• [Task to carry out]: This exercise calls for the data below to be retyped exactly, minus any images.

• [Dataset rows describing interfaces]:
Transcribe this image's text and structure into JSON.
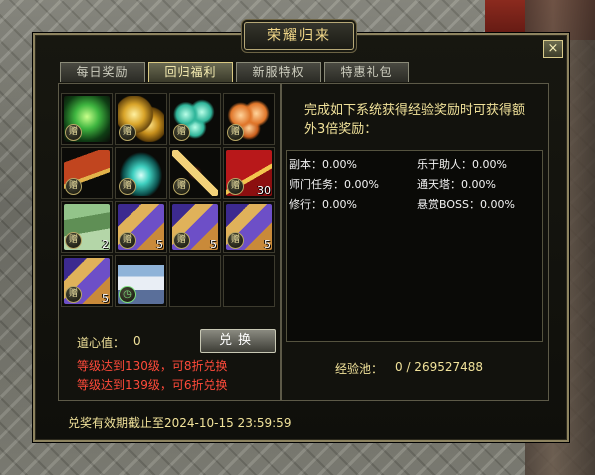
{
  "dialog": {
    "title": "荣耀归来",
    "close_label": "×"
  },
  "tabs": [
    {
      "label": "每日奖励"
    },
    {
      "label": "回归福利"
    },
    {
      "label": "新服特权"
    },
    {
      "label": "特惠礼包"
    }
  ],
  "items": [
    {
      "icon": "green-spirit-orb-icon",
      "badge": "赠",
      "count": ""
    },
    {
      "icon": "gold-coins-icon",
      "badge": "赠",
      "count": ""
    },
    {
      "icon": "jade-beads-icon",
      "badge": "赠",
      "count": ""
    },
    {
      "icon": "orange-fruits-icon",
      "badge": "赠",
      "count": ""
    },
    {
      "icon": "lantern-talisman-icon",
      "badge": "赠",
      "count": ""
    },
    {
      "icon": "azure-flame-icon",
      "badge": "赠",
      "count": ""
    },
    {
      "icon": "golden-dagger-icon",
      "badge": "赠",
      "count": ""
    },
    {
      "icon": "red-tome-icon",
      "badge": "赠",
      "count": "30"
    },
    {
      "icon": "banknotes-icon",
      "badge": "赠",
      "count": "2"
    },
    {
      "icon": "scroll-box-icon",
      "badge": "赠",
      "count": "5"
    },
    {
      "icon": "scroll-box-icon",
      "badge": "赠",
      "count": "5"
    },
    {
      "icon": "scroll-box-icon",
      "badge": "赠",
      "count": "5"
    },
    {
      "icon": "scroll-box-icon",
      "badge": "赠",
      "count": "5"
    },
    {
      "icon": "warrior-figure-icon",
      "badge": "clock",
      "count": ""
    }
  ],
  "left": {
    "dao_label": "道心值：",
    "dao_value": "0",
    "exchange_label": "兑换",
    "rule1": "等级达到130级，可8折兑换",
    "rule2": "等级达到139级，可6折兑换"
  },
  "right": {
    "info": "完成如下系统获得经验奖励时可获得额外3倍奖励：",
    "stats": [
      {
        "label": "副本：",
        "value": "0.00%"
      },
      {
        "label": "乐于助人：",
        "value": "0.00%"
      },
      {
        "label": "师门任务：",
        "value": "0.00%"
      },
      {
        "label": "通天塔：",
        "value": "0.00%"
      },
      {
        "label": "修行：",
        "value": "0.00%"
      },
      {
        "label": "悬赏BOSS：",
        "value": "0.00%"
      }
    ],
    "pool_label": "经验池：",
    "pool_value": "0 / 269527488"
  },
  "footer": {
    "expire_text": "兑奖有效期截止至2024-10-15 23:59:59"
  },
  "colors": {
    "gold_text": "#f1e29a",
    "warning_text": "#ff4a3a",
    "frame_gold": "#8e8460"
  }
}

• [Result for this task]:
Transcribe this image's text and structure into JSON.
{
  "dialog": {
    "title": "荣耀归来",
    "close_label": "×"
  },
  "tabs": [
    {
      "label": "每日奖励"
    },
    {
      "label": "回归福利"
    },
    {
      "label": "新服特权"
    },
    {
      "label": "特惠礼包"
    }
  ],
  "items": [
    {
      "icon": "green-spirit-orb-icon",
      "badge": "赠",
      "count": ""
    },
    {
      "icon": "gold-coins-icon",
      "badge": "赠",
      "count": ""
    },
    {
      "icon": "jade-beads-icon",
      "badge": "赠",
      "count": ""
    },
    {
      "icon": "orange-fruits-icon",
      "badge": "赠",
      "count": ""
    },
    {
      "icon": "lantern-talisman-icon",
      "badge": "赠",
      "count": ""
    },
    {
      "icon": "azure-flame-icon",
      "badge": "赠",
      "count": ""
    },
    {
      "icon": "golden-dagger-icon",
      "badge": "赠",
      "count": ""
    },
    {
      "icon": "red-tome-icon",
      "badge": "赠",
      "count": "30"
    },
    {
      "icon": "banknotes-icon",
      "badge": "赠",
      "count": "2"
    },
    {
      "icon": "scroll-box-icon",
      "badge": "赠",
      "count": "5"
    },
    {
      "icon": "scroll-box-icon",
      "badge": "赠",
      "count": "5"
    },
    {
      "icon": "scroll-box-icon",
      "badge": "赠",
      "count": "5"
    },
    {
      "icon": "scroll-box-icon",
      "badge": "赠",
      "count": "5"
    },
    {
      "icon": "warrior-figure-icon",
      "badge": "clock",
      "count": ""
    }
  ],
  "left": {
    "dao_label": "道心值：",
    "dao_value": "0",
    "exchange_label": "兑换",
    "rule1": "等级达到130级，可8折兑换",
    "rule2": "等级达到139级，可6折兑换"
  },
  "right": {
    "info": "完成如下系统获得经验奖励时可获得额外3倍奖励：",
    "stats": [
      {
        "label": "副本：",
        "value": "0.00%"
      },
      {
        "label": "乐于助人：",
        "value": "0.00%"
      },
      {
        "label": "师门任务：",
        "value": "0.00%"
      },
      {
        "label": "通天塔：",
        "value": "0.00%"
      },
      {
        "label": "修行：",
        "value": "0.00%"
      },
      {
        "label": "悬赏BOSS：",
        "value": "0.00%"
      }
    ],
    "pool_label": "经验池：",
    "pool_value": "0 / 269527488"
  },
  "footer": {
    "expire_text": "兑奖有效期截止至2024-10-15 23:59:59"
  },
  "colors": {
    "gold_text": "#f1e29a",
    "warning_text": "#ff4a3a",
    "frame_gold": "#8e8460"
  }
}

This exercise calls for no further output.